== Segment start ==
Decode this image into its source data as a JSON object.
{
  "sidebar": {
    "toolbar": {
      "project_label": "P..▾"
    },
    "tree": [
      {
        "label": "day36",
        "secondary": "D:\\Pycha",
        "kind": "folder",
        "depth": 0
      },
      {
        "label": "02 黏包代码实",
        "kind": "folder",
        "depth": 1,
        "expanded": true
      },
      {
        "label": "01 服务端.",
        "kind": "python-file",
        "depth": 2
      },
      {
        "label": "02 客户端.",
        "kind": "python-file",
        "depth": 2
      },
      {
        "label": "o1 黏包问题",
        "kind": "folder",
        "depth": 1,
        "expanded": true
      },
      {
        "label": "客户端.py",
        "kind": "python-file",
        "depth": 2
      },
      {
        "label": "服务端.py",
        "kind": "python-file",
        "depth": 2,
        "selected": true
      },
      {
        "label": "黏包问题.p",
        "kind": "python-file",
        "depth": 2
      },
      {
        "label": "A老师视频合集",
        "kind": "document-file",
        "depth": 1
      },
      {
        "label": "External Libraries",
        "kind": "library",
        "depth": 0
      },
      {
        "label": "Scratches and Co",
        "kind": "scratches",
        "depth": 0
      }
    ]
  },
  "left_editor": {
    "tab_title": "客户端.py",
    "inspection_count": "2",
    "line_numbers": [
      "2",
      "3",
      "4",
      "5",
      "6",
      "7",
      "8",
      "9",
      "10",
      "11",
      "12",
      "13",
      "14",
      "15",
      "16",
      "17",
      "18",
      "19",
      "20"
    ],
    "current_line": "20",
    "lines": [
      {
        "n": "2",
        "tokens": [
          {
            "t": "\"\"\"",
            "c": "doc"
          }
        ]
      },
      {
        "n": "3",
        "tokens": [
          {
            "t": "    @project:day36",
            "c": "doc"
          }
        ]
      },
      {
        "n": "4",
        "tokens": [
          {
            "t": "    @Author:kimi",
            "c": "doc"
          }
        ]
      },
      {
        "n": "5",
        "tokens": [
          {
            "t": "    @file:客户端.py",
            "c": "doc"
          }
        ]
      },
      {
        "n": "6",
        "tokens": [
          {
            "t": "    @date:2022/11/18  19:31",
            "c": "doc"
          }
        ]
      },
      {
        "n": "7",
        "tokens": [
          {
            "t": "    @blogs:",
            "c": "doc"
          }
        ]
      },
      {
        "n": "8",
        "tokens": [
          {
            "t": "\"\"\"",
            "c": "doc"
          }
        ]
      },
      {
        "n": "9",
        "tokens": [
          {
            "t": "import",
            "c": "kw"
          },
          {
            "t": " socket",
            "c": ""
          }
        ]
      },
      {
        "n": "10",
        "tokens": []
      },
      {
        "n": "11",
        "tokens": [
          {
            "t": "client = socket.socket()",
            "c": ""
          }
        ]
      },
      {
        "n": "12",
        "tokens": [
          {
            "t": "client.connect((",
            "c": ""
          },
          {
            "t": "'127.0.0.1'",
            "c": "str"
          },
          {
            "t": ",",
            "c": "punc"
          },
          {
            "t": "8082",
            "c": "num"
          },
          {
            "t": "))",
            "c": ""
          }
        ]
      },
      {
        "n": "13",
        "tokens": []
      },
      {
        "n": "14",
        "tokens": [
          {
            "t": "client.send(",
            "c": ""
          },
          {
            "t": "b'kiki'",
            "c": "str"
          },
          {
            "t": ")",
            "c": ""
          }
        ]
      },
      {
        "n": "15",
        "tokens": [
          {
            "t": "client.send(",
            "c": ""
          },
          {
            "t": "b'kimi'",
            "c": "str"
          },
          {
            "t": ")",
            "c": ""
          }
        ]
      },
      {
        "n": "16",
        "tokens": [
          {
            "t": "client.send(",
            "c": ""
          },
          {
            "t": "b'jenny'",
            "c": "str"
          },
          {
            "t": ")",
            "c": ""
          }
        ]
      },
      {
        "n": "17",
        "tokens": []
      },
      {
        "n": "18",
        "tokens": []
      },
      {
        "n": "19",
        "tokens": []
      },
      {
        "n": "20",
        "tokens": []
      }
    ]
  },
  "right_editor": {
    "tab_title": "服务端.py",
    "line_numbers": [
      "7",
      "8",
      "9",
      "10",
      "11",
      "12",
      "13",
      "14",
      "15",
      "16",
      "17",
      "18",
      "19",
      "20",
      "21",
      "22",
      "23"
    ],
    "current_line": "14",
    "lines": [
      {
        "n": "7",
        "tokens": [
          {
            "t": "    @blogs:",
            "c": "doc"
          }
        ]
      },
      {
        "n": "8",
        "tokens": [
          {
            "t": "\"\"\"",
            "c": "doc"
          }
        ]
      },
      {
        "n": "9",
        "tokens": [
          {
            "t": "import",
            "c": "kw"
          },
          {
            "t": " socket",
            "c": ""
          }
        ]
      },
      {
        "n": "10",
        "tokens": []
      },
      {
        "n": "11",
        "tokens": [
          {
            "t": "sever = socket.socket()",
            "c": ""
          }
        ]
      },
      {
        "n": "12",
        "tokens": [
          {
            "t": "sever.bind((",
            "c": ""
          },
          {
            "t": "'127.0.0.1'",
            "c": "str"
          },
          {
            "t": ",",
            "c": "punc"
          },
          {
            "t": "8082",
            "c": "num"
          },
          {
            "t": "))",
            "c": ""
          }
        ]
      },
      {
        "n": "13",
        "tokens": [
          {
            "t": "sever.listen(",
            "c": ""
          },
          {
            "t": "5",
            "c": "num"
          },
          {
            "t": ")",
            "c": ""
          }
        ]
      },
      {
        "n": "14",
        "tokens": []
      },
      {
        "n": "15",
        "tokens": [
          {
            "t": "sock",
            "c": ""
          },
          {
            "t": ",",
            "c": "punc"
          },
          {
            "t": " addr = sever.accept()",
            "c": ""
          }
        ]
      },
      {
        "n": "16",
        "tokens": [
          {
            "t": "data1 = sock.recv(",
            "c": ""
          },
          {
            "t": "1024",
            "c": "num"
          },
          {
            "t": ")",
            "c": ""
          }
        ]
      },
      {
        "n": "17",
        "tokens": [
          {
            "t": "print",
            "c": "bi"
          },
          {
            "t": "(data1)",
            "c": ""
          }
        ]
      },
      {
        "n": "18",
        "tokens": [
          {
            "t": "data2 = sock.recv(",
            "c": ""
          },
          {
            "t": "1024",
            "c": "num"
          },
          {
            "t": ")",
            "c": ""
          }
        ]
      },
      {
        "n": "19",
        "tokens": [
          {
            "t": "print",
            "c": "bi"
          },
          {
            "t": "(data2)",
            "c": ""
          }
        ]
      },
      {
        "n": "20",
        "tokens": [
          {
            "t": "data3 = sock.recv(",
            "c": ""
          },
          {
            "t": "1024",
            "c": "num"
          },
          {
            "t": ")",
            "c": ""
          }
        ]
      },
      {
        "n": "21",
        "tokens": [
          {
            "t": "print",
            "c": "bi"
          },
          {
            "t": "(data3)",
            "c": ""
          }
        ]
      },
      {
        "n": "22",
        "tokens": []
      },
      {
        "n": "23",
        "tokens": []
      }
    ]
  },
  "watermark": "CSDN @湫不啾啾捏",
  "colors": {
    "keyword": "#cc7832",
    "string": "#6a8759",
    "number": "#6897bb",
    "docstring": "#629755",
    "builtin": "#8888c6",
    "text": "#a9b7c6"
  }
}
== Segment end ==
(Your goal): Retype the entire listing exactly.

(The completed task):
Decode this image into its source data as a JSON object.
{
  "sidebar": {
    "toolbar": {
      "project_label": "P..▾"
    },
    "tree": [
      {
        "label": "day36",
        "secondary": "D:\\Pycha",
        "kind": "folder",
        "depth": 0
      },
      {
        "label": "02 黏包代码实",
        "kind": "folder",
        "depth": 1,
        "expanded": true
      },
      {
        "label": "01 服务端.",
        "kind": "python-file",
        "depth": 2
      },
      {
        "label": "02 客户端.",
        "kind": "python-file",
        "depth": 2
      },
      {
        "label": "o1 黏包问题",
        "kind": "folder",
        "depth": 1,
        "expanded": true
      },
      {
        "label": "客户端.py",
        "kind": "python-file",
        "depth": 2
      },
      {
        "label": "服务端.py",
        "kind": "python-file",
        "depth": 2,
        "selected": true
      },
      {
        "label": "黏包问题.p",
        "kind": "python-file",
        "depth": 2
      },
      {
        "label": "A老师视频合集",
        "kind": "document-file",
        "depth": 1
      },
      {
        "label": "External Libraries",
        "kind": "library",
        "depth": 0
      },
      {
        "label": "Scratches and Co",
        "kind": "scratches",
        "depth": 0
      }
    ]
  },
  "left_editor": {
    "tab_title": "客户端.py",
    "inspection_count": "2",
    "line_numbers": [
      "2",
      "3",
      "4",
      "5",
      "6",
      "7",
      "8",
      "9",
      "10",
      "11",
      "12",
      "13",
      "14",
      "15",
      "16",
      "17",
      "18",
      "19",
      "20"
    ],
    "current_line": "20",
    "lines": [
      {
        "n": "2",
        "tokens": [
          {
            "t": "\"\"\"",
            "c": "doc"
          }
        ]
      },
      {
        "n": "3",
        "tokens": [
          {
            "t": "    @project:day36",
            "c": "doc"
          }
        ]
      },
      {
        "n": "4",
        "tokens": [
          {
            "t": "    @Author:kimi",
            "c": "doc"
          }
        ]
      },
      {
        "n": "5",
        "tokens": [
          {
            "t": "    @file:客户端.py",
            "c": "doc"
          }
        ]
      },
      {
        "n": "6",
        "tokens": [
          {
            "t": "    @date:2022/11/18  19:31",
            "c": "doc"
          }
        ]
      },
      {
        "n": "7",
        "tokens": [
          {
            "t": "    @blogs:",
            "c": "doc"
          }
        ]
      },
      {
        "n": "8",
        "tokens": [
          {
            "t": "\"\"\"",
            "c": "doc"
          }
        ]
      },
      {
        "n": "9",
        "tokens": [
          {
            "t": "import",
            "c": "kw"
          },
          {
            "t": " socket",
            "c": ""
          }
        ]
      },
      {
        "n": "10",
        "tokens": []
      },
      {
        "n": "11",
        "tokens": [
          {
            "t": "client = socket.socket()",
            "c": ""
          }
        ]
      },
      {
        "n": "12",
        "tokens": [
          {
            "t": "client.connect((",
            "c": ""
          },
          {
            "t": "'127.0.0.1'",
            "c": "str"
          },
          {
            "t": ",",
            "c": "punc"
          },
          {
            "t": "8082",
            "c": "num"
          },
          {
            "t": "))",
            "c": ""
          }
        ]
      },
      {
        "n": "13",
        "tokens": []
      },
      {
        "n": "14",
        "tokens": [
          {
            "t": "client.send(",
            "c": ""
          },
          {
            "t": "b'kiki'",
            "c": "str"
          },
          {
            "t": ")",
            "c": ""
          }
        ]
      },
      {
        "n": "15",
        "tokens": [
          {
            "t": "client.send(",
            "c": ""
          },
          {
            "t": "b'kimi'",
            "c": "str"
          },
          {
            "t": ")",
            "c": ""
          }
        ]
      },
      {
        "n": "16",
        "tokens": [
          {
            "t": "client.send(",
            "c": ""
          },
          {
            "t": "b'jenny'",
            "c": "str"
          },
          {
            "t": ")",
            "c": ""
          }
        ]
      },
      {
        "n": "17",
        "tokens": []
      },
      {
        "n": "18",
        "tokens": []
      },
      {
        "n": "19",
        "tokens": []
      },
      {
        "n": "20",
        "tokens": []
      }
    ]
  },
  "right_editor": {
    "tab_title": "服务端.py",
    "line_numbers": [
      "7",
      "8",
      "9",
      "10",
      "11",
      "12",
      "13",
      "14",
      "15",
      "16",
      "17",
      "18",
      "19",
      "20",
      "21",
      "22",
      "23"
    ],
    "current_line": "14",
    "lines": [
      {
        "n": "7",
        "tokens": [
          {
            "t": "    @blogs:",
            "c": "doc"
          }
        ]
      },
      {
        "n": "8",
        "tokens": [
          {
            "t": "\"\"\"",
            "c": "doc"
          }
        ]
      },
      {
        "n": "9",
        "tokens": [
          {
            "t": "import",
            "c": "kw"
          },
          {
            "t": " socket",
            "c": ""
          }
        ]
      },
      {
        "n": "10",
        "tokens": []
      },
      {
        "n": "11",
        "tokens": [
          {
            "t": "sever = socket.socket()",
            "c": ""
          }
        ]
      },
      {
        "n": "12",
        "tokens": [
          {
            "t": "sever.bind((",
            "c": ""
          },
          {
            "t": "'127.0.0.1'",
            "c": "str"
          },
          {
            "t": ",",
            "c": "punc"
          },
          {
            "t": "8082",
            "c": "num"
          },
          {
            "t": "))",
            "c": ""
          }
        ]
      },
      {
        "n": "13",
        "tokens": [
          {
            "t": "sever.listen(",
            "c": ""
          },
          {
            "t": "5",
            "c": "num"
          },
          {
            "t": ")",
            "c": ""
          }
        ]
      },
      {
        "n": "14",
        "tokens": []
      },
      {
        "n": "15",
        "tokens": [
          {
            "t": "sock",
            "c": ""
          },
          {
            "t": ",",
            "c": "punc"
          },
          {
            "t": " addr = sever.accept()",
            "c": ""
          }
        ]
      },
      {
        "n": "16",
        "tokens": [
          {
            "t": "data1 = sock.recv(",
            "c": ""
          },
          {
            "t": "1024",
            "c": "num"
          },
          {
            "t": ")",
            "c": ""
          }
        ]
      },
      {
        "n": "17",
        "tokens": [
          {
            "t": "print",
            "c": "bi"
          },
          {
            "t": "(data1)",
            "c": ""
          }
        ]
      },
      {
        "n": "18",
        "tokens": [
          {
            "t": "data2 = sock.recv(",
            "c": ""
          },
          {
            "t": "1024",
            "c": "num"
          },
          {
            "t": ")",
            "c": ""
          }
        ]
      },
      {
        "n": "19",
        "tokens": [
          {
            "t": "print",
            "c": "bi"
          },
          {
            "t": "(data2)",
            "c": ""
          }
        ]
      },
      {
        "n": "20",
        "tokens": [
          {
            "t": "data3 = sock.recv(",
            "c": ""
          },
          {
            "t": "1024",
            "c": "num"
          },
          {
            "t": ")",
            "c": ""
          }
        ]
      },
      {
        "n": "21",
        "tokens": [
          {
            "t": "print",
            "c": "bi"
          },
          {
            "t": "(data3)",
            "c": ""
          }
        ]
      },
      {
        "n": "22",
        "tokens": []
      },
      {
        "n": "23",
        "tokens": []
      }
    ]
  },
  "watermark": "CSDN @湫不啾啾捏",
  "colors": {
    "keyword": "#cc7832",
    "string": "#6a8759",
    "number": "#6897bb",
    "docstring": "#629755",
    "builtin": "#8888c6",
    "text": "#a9b7c6"
  }
}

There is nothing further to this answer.